Get Ready: How would you react to the death of a friend?

In Lesson #08-022, I shared with my readers "The Wife of Bath's Tale," one of the 24 stories in the collection by Geoffrey Chaucer called The Canterbury Tales. Let's look at another one of the more popular ones.

"The Pardoner's Tale" is told, naturally, by a "pardoner," which is an unordained churchman licensed (in this case, fraudulently) to forgive people of their sins in the name of the Church. This pardoner uses his position to swindle gullible people out of their money, and tells his tale in a shameless attempt to scare the other pilgrims into buying his pardons, called "indulgences."

The tale begins with three young men carousing in a tavern. They are committing four sins that the Pardoner claims to consider the most serious, and that he constantly preaches against: drinking, gambling, gluttony, and blasphemy. As the party continues, the three hear the toll of a bell indicating that someone is being buried. Upon inquiring, they learn that the deceased is a friend of theirs. He has been taken by a "sneaky thief" called Death, and they swear to find this Death and avenge their friend.
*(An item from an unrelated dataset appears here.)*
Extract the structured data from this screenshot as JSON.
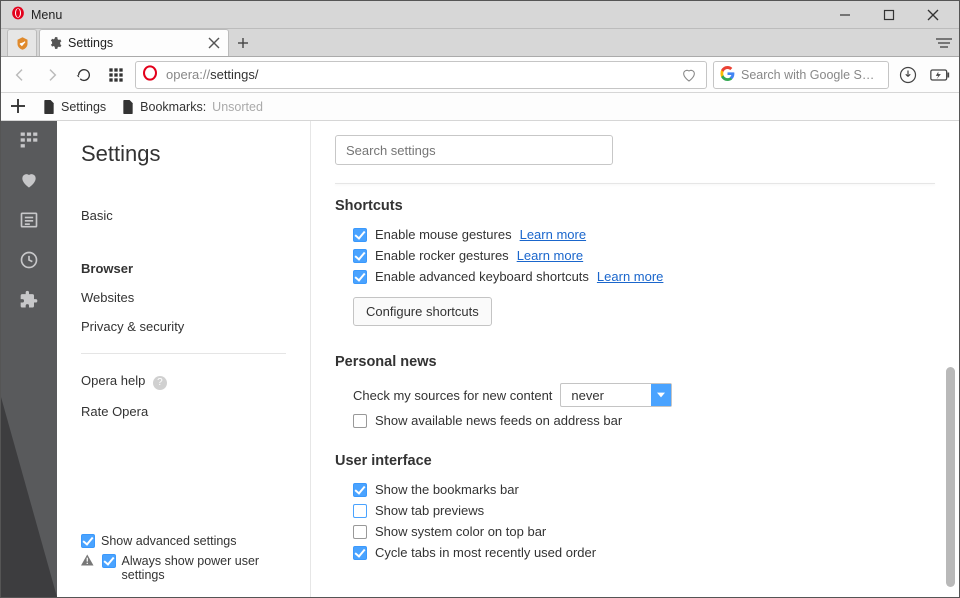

As they set out, they encounter an old man who tells them that he himself had entreated Death to take him, but Death refused. When the three men ask where this Death might be found, the old man tells them that Death is waiting at the foot of a particular oak tree, and they set off to find it.

When they reach the spot, they find a rich treasure of gold coins, and forget all about their mission to find Death. Since it's late in the day, they will sleep by the trove overnight, and split the coins up in the morning.

But first, someone needs to go to town for food and wine. They draw straws, and the youngest of them gets the short straw and sets off. While he's gone, the other two plot to overpower him and stab him to death when he returns, so they can keep his share.

The young man has his own ideas, however, and before returning puts rat poison in the wine. When he arrives, the two scoundrels stab him to death, then drink the wine--and both of them die, as well.

Thus all three "found Death."


Read more: https://en.wikipedia.org/wiki/The_Pardoner%27s_Tale

Practice: Match the term to its definition below:

  1. blasphemy
  2. carousing
  3. draw straws
  4. entreated
  5. fraudulently
  6. gluttony
  7. gullible
  8. swindle
  9. trove
  10. unordained

  1. credulous; willing to believe anything
  2. not officially a priest
  3. a horde of found treasure
  4. an old-fashioned way to pick someone
  5. the sin of eating too much
  6. begged
  7. having a drunken party
  8. the sin of swearing against God
  9. cheat
  10. dishonestly; not by legal means

Answers are in the first comment below.

Submitted to the Shenzhen Daily for July 6, 2021

1 comment:

  1. Answers to the Practice: 1. h; 2. g; 3. d; 4. f; 5. j; 6. e; 7. a; 8. i; 9. c; 10. b